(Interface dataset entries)
/---
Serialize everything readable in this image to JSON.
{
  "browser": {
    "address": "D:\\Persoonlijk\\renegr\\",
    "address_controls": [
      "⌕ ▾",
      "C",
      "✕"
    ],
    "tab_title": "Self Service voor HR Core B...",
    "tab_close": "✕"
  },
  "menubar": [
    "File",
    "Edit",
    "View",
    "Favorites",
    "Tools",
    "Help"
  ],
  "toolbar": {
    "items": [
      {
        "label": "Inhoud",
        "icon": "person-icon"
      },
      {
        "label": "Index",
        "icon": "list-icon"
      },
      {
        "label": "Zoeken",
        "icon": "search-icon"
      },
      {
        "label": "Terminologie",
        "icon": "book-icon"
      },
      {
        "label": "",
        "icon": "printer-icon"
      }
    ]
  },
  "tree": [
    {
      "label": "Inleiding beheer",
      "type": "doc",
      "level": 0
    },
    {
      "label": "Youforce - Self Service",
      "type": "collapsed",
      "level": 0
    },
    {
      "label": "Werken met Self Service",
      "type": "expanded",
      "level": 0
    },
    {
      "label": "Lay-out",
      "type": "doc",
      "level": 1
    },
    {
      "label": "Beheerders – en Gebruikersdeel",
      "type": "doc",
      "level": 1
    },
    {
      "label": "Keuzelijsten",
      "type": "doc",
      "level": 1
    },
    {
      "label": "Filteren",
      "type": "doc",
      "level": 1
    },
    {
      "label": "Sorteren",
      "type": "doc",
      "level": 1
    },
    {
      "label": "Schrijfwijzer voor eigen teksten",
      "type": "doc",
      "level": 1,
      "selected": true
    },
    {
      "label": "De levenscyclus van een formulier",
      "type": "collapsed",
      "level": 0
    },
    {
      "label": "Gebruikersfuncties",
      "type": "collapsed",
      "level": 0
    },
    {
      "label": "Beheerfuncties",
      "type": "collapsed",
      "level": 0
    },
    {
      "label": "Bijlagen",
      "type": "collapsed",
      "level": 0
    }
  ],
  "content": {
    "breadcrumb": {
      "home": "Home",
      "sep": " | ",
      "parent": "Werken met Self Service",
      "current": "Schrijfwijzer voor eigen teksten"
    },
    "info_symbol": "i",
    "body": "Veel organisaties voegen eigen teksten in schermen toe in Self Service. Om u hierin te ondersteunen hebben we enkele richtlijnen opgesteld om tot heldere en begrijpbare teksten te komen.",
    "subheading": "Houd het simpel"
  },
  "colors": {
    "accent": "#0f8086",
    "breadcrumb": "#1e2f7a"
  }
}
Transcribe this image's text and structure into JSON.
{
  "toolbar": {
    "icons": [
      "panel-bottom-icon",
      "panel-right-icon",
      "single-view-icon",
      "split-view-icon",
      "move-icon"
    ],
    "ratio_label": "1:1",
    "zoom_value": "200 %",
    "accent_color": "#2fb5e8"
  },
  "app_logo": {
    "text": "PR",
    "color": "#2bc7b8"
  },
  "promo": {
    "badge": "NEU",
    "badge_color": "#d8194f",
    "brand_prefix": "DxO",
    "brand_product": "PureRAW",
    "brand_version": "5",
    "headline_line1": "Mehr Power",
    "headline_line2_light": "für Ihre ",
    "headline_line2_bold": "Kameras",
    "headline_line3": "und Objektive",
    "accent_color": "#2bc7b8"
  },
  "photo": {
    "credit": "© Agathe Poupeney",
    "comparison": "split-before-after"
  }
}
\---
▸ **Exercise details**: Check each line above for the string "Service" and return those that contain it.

▸ **Task answer**:
    "tab_title": "Self Service voor HR Core B...",
      "label": "Youforce - Self Service",
      "label": "Werken met Self Service",
      "parent": "Werken met Self Service",
    "body": "Veel organisaties voegen eigen teksten in schermen toe in Self Service. Om u hierin te ondersteunen hebben we enkele richtlijnen opgesteld om tot heldere en begrijpbare teksten te komen.",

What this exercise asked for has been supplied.